Items from a dataset:
_ _ _
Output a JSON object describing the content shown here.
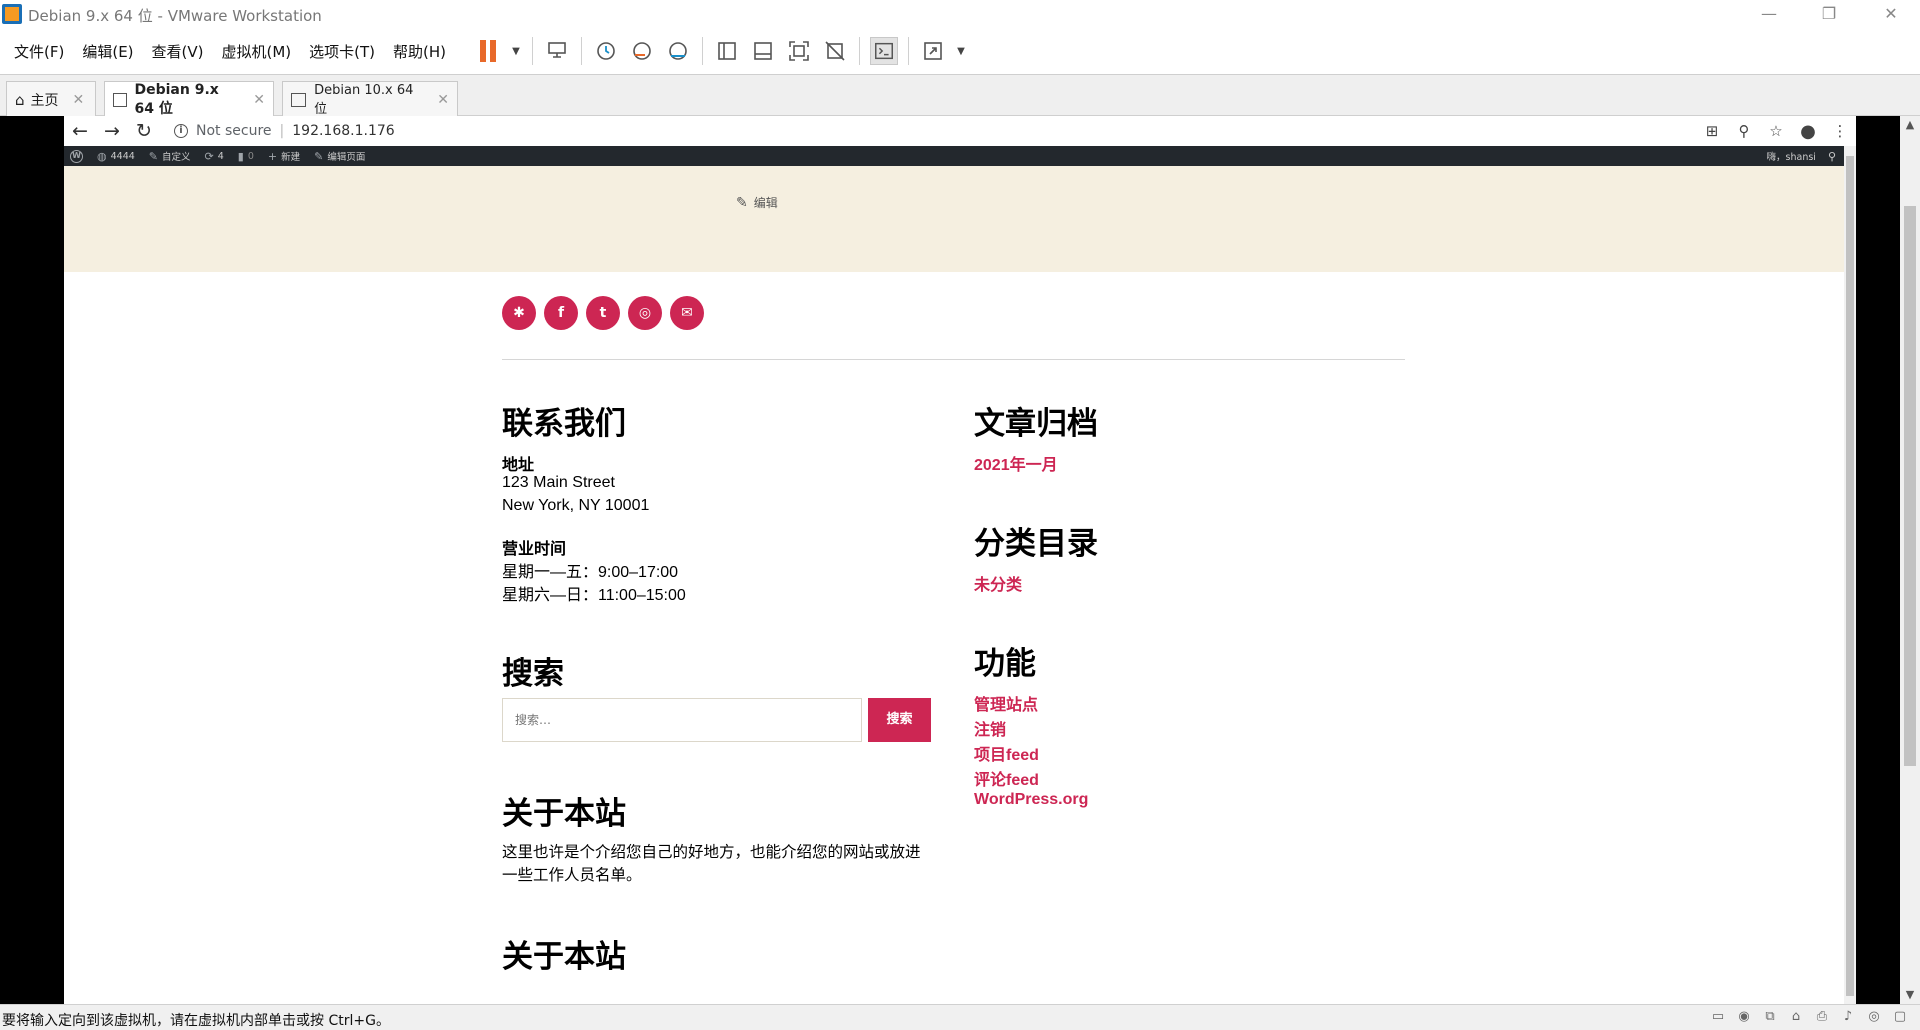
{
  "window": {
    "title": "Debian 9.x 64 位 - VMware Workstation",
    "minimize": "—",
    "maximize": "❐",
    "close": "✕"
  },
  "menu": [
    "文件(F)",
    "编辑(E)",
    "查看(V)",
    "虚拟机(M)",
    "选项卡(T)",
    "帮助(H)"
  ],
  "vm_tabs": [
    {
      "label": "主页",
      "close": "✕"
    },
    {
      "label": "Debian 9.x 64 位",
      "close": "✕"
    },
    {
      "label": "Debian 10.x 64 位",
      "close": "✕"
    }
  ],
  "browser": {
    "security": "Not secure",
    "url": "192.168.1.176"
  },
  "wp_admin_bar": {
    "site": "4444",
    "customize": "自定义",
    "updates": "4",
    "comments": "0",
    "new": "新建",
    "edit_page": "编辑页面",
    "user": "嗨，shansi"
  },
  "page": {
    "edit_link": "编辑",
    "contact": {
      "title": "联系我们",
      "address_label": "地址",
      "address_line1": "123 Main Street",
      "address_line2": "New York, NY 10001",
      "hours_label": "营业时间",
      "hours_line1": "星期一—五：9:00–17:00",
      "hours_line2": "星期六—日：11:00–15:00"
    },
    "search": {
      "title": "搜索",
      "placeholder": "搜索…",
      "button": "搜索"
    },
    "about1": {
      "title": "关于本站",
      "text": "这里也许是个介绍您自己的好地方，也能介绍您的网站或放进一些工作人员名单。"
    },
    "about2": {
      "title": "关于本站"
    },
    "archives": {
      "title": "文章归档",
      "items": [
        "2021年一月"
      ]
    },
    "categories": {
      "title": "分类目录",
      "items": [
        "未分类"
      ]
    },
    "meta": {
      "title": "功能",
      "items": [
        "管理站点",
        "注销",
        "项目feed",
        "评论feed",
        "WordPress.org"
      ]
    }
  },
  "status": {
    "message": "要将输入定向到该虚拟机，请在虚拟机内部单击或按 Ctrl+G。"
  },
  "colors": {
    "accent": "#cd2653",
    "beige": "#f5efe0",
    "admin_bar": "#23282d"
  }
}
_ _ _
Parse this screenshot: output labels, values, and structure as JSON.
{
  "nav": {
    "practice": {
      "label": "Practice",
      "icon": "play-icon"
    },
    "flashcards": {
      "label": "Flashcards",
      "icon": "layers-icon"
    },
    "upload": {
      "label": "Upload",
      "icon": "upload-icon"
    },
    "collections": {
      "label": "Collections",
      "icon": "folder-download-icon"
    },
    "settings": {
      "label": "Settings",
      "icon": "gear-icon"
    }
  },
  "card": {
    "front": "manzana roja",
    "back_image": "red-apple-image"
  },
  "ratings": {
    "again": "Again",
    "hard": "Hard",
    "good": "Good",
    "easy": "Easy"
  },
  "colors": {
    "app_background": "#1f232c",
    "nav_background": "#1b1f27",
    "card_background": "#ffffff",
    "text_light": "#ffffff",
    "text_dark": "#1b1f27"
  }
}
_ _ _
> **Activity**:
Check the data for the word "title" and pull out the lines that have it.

> **Output**:
    "title": "Debian 9.x 64 位 - VMware Workstation",
      "title": "联系我们",
      "title": "搜索",
      "title": "关于本站",
      "title": "关于本站"
      "title": "文章归档",
      "title": "分类目录",
      "title": "功能",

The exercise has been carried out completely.